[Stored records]
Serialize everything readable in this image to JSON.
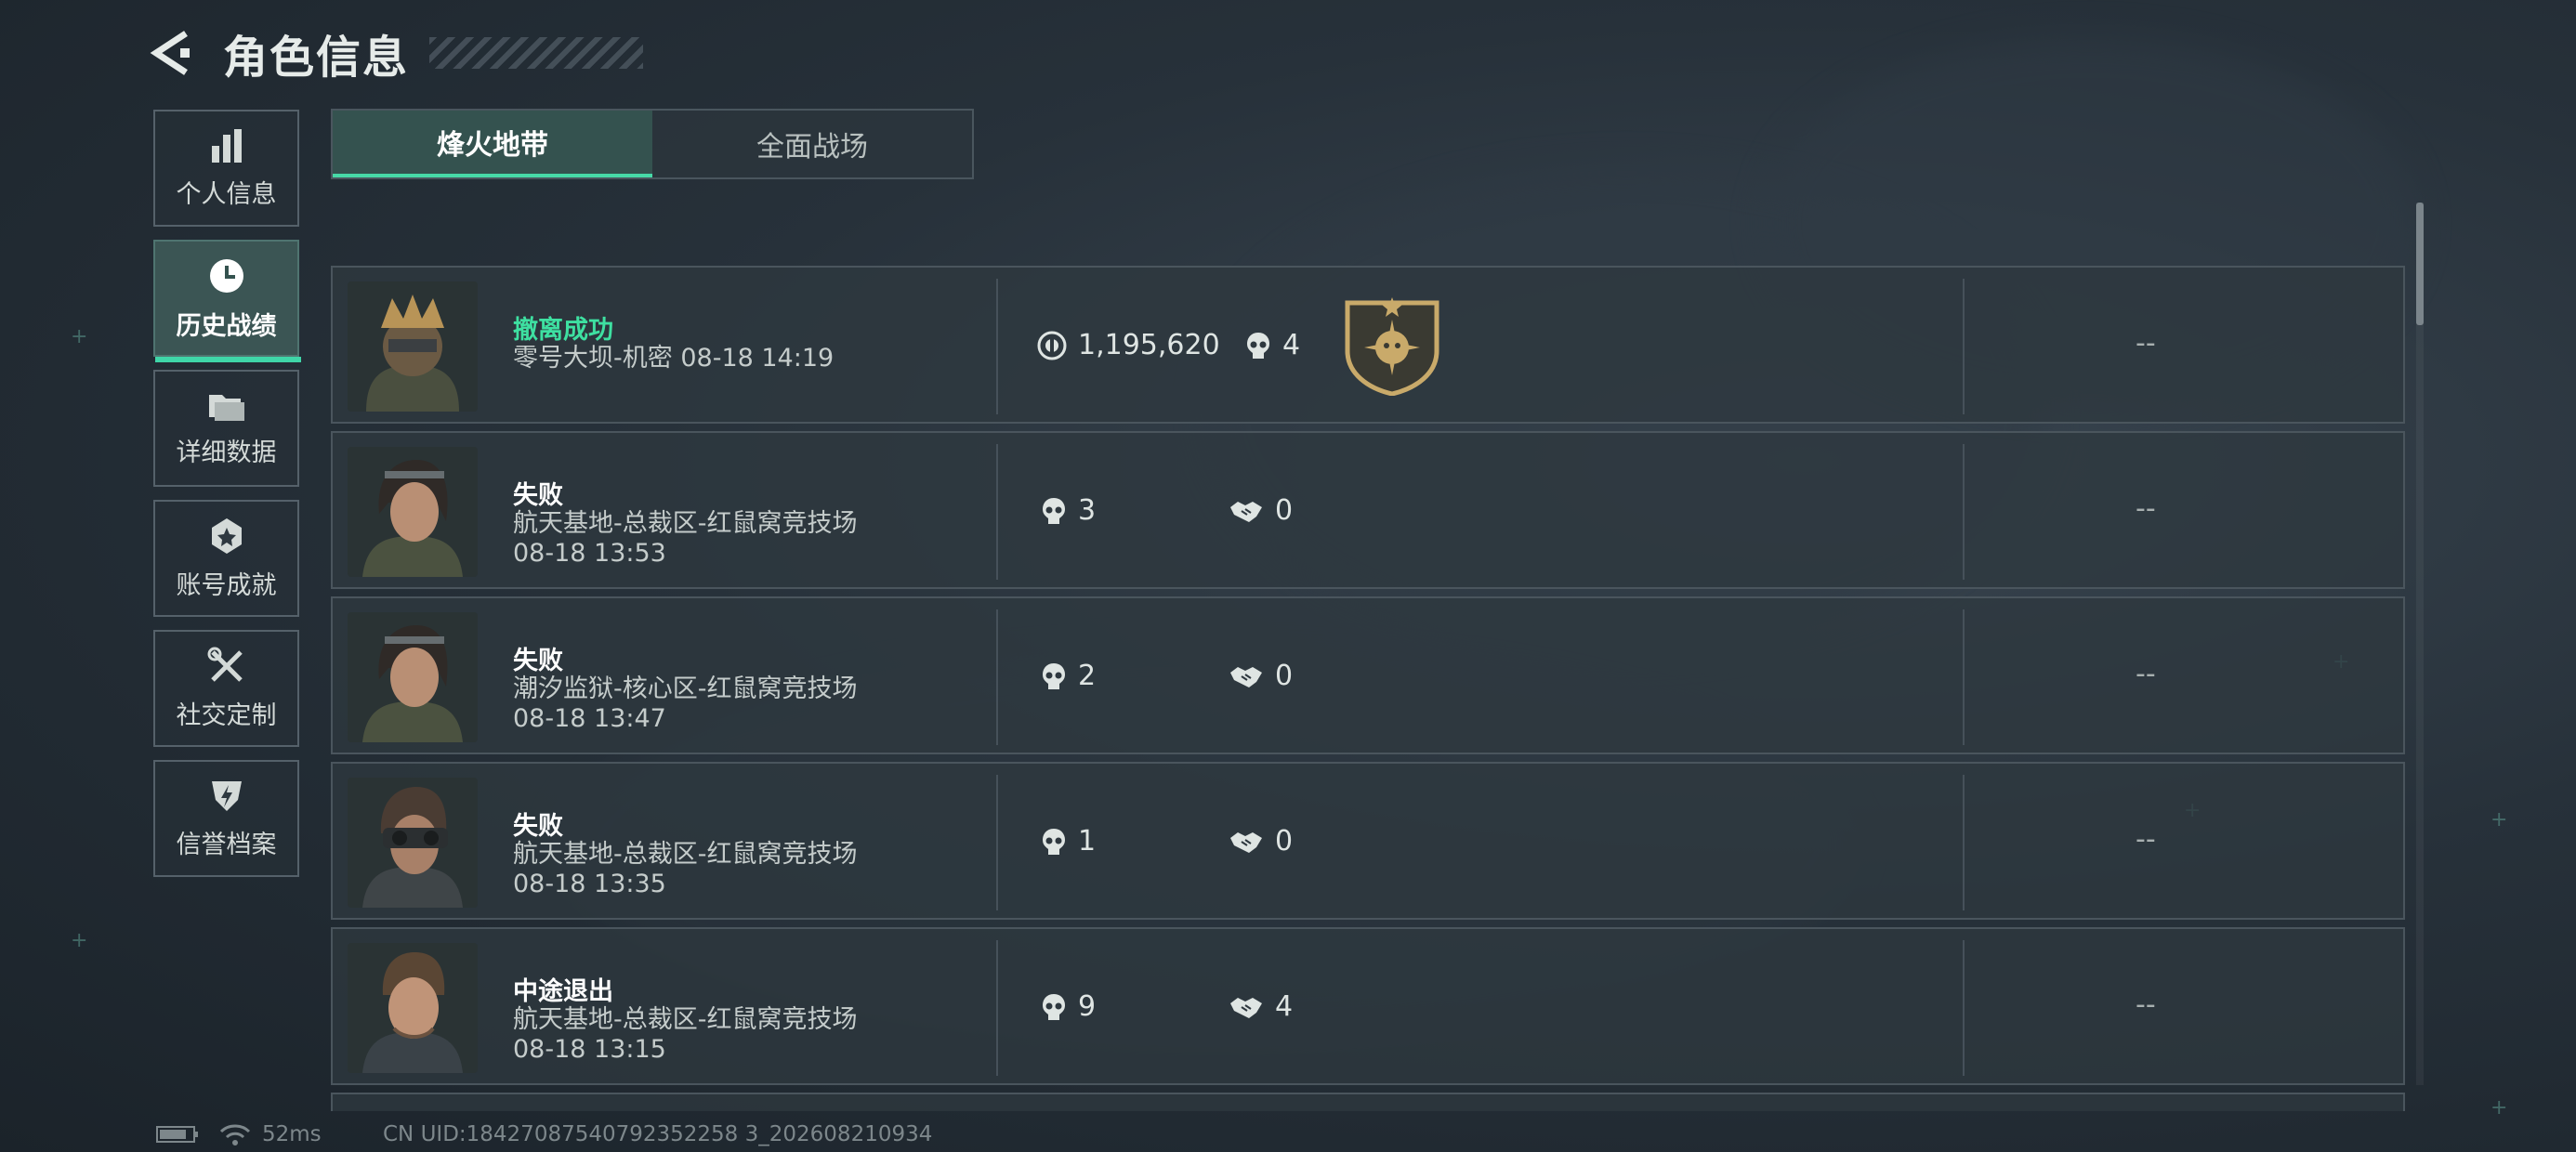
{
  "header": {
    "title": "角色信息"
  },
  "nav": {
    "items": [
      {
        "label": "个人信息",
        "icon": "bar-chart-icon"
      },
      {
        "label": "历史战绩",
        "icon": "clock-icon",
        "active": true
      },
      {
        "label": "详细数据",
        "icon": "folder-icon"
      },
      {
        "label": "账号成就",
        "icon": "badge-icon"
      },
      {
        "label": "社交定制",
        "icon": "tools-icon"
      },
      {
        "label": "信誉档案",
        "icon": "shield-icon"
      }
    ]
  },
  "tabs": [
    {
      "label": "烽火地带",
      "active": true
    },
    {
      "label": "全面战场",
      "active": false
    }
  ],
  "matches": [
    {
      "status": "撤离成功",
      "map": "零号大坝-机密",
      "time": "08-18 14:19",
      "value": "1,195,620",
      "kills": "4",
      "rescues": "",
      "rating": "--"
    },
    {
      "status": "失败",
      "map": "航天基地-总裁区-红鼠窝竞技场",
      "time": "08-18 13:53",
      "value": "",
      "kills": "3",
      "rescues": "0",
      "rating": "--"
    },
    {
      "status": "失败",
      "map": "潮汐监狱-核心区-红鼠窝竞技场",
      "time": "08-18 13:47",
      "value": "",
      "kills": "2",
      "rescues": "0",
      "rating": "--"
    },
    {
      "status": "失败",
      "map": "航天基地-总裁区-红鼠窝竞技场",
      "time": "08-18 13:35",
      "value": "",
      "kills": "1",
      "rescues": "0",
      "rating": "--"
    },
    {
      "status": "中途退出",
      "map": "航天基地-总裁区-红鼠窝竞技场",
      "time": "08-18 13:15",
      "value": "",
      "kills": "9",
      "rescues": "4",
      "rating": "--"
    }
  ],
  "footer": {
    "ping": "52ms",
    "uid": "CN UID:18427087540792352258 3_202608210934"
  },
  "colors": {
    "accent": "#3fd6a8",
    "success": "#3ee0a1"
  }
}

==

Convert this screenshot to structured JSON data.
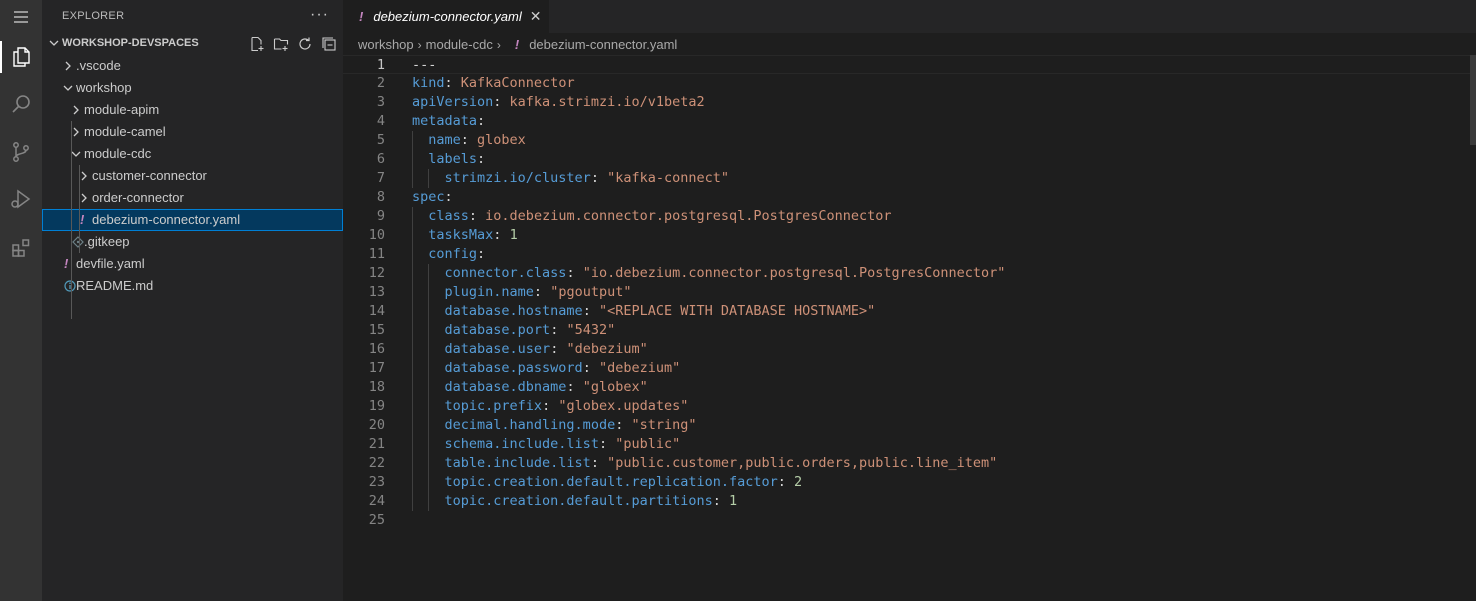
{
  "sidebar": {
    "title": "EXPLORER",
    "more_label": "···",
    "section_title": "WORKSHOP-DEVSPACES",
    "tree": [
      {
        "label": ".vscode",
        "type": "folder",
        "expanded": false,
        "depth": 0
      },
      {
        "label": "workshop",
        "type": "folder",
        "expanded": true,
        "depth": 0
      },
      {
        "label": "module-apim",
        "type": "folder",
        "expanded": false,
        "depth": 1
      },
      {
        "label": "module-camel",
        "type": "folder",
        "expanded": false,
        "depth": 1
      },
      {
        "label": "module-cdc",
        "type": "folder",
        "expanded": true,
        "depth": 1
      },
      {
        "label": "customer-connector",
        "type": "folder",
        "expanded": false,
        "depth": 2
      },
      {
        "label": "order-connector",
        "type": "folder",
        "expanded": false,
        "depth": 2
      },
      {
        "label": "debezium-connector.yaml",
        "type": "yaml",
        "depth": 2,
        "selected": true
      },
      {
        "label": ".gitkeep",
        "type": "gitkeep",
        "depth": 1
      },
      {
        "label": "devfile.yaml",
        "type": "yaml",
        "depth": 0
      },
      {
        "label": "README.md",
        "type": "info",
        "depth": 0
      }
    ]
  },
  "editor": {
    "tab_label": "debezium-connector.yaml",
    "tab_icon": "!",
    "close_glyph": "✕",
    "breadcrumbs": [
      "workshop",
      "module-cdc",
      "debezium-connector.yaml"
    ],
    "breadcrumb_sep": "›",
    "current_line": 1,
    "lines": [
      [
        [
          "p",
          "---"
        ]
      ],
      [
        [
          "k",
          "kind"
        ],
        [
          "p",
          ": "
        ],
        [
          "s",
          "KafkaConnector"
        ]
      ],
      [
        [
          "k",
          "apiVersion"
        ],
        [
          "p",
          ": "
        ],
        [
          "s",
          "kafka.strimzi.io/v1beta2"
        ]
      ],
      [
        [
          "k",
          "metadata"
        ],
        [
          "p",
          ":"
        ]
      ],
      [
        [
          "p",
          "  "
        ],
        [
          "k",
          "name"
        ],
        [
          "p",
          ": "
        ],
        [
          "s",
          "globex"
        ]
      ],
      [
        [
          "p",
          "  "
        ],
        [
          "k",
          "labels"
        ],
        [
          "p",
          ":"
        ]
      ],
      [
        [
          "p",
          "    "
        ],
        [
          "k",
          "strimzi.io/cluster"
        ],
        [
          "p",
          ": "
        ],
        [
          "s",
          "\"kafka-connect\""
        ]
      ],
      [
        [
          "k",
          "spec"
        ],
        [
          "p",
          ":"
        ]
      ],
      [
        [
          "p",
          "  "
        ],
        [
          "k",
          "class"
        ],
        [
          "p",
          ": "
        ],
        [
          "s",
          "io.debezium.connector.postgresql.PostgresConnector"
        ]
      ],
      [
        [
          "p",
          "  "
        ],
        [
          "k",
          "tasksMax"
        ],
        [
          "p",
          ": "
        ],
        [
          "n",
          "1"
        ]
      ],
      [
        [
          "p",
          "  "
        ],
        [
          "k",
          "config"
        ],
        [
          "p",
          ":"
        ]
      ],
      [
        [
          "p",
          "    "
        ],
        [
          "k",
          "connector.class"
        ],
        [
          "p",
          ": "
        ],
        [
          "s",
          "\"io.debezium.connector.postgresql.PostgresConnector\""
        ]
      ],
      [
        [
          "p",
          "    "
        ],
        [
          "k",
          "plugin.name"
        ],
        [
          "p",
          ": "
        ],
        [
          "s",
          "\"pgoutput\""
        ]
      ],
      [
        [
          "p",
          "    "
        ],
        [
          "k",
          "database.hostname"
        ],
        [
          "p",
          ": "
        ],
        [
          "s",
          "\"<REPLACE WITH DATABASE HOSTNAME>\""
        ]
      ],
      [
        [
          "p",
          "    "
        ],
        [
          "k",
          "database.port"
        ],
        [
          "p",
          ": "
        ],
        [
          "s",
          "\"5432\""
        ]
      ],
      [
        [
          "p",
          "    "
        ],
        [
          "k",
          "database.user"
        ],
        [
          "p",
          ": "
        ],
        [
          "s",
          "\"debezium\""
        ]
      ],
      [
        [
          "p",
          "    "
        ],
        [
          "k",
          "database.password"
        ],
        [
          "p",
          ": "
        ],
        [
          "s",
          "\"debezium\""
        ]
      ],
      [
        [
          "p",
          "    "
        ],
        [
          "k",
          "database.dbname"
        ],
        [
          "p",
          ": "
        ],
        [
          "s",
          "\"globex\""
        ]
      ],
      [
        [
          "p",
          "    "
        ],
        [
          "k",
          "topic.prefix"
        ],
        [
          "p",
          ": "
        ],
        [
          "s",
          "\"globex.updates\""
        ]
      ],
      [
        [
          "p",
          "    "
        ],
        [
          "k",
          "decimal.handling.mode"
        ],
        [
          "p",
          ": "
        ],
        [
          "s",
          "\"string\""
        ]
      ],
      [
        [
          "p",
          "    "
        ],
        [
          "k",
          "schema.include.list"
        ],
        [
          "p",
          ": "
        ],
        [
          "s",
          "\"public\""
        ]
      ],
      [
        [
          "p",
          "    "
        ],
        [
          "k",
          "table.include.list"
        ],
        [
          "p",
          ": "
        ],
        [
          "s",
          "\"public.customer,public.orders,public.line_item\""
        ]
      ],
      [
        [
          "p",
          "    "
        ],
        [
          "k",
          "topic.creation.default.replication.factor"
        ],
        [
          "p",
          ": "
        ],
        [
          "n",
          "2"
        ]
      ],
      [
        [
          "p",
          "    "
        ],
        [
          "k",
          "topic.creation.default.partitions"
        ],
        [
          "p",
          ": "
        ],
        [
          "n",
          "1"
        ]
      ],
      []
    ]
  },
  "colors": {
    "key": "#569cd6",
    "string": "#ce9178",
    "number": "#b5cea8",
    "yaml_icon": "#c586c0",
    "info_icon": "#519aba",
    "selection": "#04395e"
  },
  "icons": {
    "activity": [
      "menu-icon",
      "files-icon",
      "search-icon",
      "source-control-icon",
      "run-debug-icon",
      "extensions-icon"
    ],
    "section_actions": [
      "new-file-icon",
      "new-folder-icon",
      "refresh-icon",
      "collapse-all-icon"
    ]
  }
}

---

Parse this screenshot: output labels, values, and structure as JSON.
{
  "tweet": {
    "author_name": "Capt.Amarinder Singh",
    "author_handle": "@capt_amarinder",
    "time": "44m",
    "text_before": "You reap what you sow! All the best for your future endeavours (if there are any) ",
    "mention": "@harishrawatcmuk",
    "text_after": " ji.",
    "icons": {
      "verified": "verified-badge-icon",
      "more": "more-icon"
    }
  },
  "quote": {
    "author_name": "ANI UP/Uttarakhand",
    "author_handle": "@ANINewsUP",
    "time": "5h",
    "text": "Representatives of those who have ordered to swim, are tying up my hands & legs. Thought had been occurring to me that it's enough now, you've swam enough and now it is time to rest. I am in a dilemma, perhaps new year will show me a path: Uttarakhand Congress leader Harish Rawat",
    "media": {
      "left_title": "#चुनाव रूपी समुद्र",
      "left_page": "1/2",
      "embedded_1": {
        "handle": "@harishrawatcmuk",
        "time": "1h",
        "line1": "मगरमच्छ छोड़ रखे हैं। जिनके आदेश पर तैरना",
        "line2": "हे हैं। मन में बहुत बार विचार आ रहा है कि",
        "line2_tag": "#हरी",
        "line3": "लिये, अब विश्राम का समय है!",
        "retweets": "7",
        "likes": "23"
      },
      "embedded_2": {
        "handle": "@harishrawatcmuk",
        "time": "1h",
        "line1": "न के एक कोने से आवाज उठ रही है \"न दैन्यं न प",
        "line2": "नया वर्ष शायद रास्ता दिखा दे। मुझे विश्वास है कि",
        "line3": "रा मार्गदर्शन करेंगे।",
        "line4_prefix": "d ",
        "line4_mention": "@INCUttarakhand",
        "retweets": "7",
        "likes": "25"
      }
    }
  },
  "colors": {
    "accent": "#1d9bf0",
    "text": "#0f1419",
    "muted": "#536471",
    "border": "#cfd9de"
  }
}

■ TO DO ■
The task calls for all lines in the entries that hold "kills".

■ ANSWER TO THIS PROBLEM ■
      "kills": "4",
      "kills": "3",
      "kills": "2",
      "kills": "1",
      "kills": "9",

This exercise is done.